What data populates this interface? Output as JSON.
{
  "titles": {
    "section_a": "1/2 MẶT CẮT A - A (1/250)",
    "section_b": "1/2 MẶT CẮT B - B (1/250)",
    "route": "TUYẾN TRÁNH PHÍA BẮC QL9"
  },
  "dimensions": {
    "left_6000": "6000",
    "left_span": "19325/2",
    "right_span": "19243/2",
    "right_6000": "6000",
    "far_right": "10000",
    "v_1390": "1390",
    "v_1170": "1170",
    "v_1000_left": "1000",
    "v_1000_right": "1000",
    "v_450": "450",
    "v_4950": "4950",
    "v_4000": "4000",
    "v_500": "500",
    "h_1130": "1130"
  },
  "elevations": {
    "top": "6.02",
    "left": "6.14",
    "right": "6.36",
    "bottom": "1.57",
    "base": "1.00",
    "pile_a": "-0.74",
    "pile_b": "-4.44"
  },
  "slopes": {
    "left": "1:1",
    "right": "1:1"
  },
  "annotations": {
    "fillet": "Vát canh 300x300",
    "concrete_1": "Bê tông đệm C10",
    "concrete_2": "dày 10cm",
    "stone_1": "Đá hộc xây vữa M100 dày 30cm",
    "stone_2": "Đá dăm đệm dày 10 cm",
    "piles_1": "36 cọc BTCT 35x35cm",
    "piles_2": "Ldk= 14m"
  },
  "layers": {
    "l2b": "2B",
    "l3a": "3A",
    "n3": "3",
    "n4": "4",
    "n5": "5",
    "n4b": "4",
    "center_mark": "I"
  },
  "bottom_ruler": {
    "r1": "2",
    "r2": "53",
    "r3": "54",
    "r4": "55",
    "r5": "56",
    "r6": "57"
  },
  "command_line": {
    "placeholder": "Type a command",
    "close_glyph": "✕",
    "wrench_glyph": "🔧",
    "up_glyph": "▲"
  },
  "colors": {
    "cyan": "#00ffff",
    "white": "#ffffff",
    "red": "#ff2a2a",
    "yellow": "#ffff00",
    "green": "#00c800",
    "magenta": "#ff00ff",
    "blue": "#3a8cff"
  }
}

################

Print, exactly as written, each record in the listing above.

### Response:
What data populates this interface? Output as JSON.
{
  "titles": {
    "section_a": "1/2 MẶT CẮT A - A (1/250)",
    "section_b": "1/2 MẶT CẮT B - B (1/250)",
    "route": "TUYẾN TRÁNH PHÍA BẮC QL9"
  },
  "dimensions": {
    "left_6000": "6000",
    "left_span": "19325/2",
    "right_span": "19243/2",
    "right_6000": "6000",
    "far_right": "10000",
    "v_1390": "1390",
    "v_1170": "1170",
    "v_1000_left": "1000",
    "v_1000_right": "1000",
    "v_450": "450",
    "v_4950": "4950",
    "v_4000": "4000",
    "v_500": "500",
    "h_1130": "1130"
  },
  "elevations": {
    "top": "6.02",
    "left": "6.14",
    "right": "6.36",
    "bottom": "1.57",
    "base": "1.00",
    "pile_a": "-0.74",
    "pile_b": "-4.44"
  },
  "slopes": {
    "left": "1:1",
    "right": "1:1"
  },
  "annotations": {
    "fillet": "Vát canh 300x300",
    "concrete_1": "Bê tông đệm C10",
    "concrete_2": "dày 10cm",
    "stone_1": "Đá hộc xây vữa M100 dày 30cm",
    "stone_2": "Đá dăm đệm dày 10 cm",
    "piles_1": "36 cọc BTCT 35x35cm",
    "piles_2": "Ldk= 14m"
  },
  "layers": {
    "l2b": "2B",
    "l3a": "3A",
    "n3": "3",
    "n4": "4",
    "n5": "5",
    "n4b": "4",
    "center_mark": "I"
  },
  "bottom_ruler": {
    "r1": "2",
    "r2": "53",
    "r3": "54",
    "r4": "55",
    "r5": "56",
    "r6": "57"
  },
  "command_line": {
    "placeholder": "Type a command",
    "close_glyph": "✕",
    "wrench_glyph": "🔧",
    "up_glyph": "▲"
  },
  "colors": {
    "cyan": "#00ffff",
    "white": "#ffffff",
    "red": "#ff2a2a",
    "yellow": "#ffff00",
    "green": "#00c800",
    "magenta": "#ff00ff",
    "blue": "#3a8cff"
  }
}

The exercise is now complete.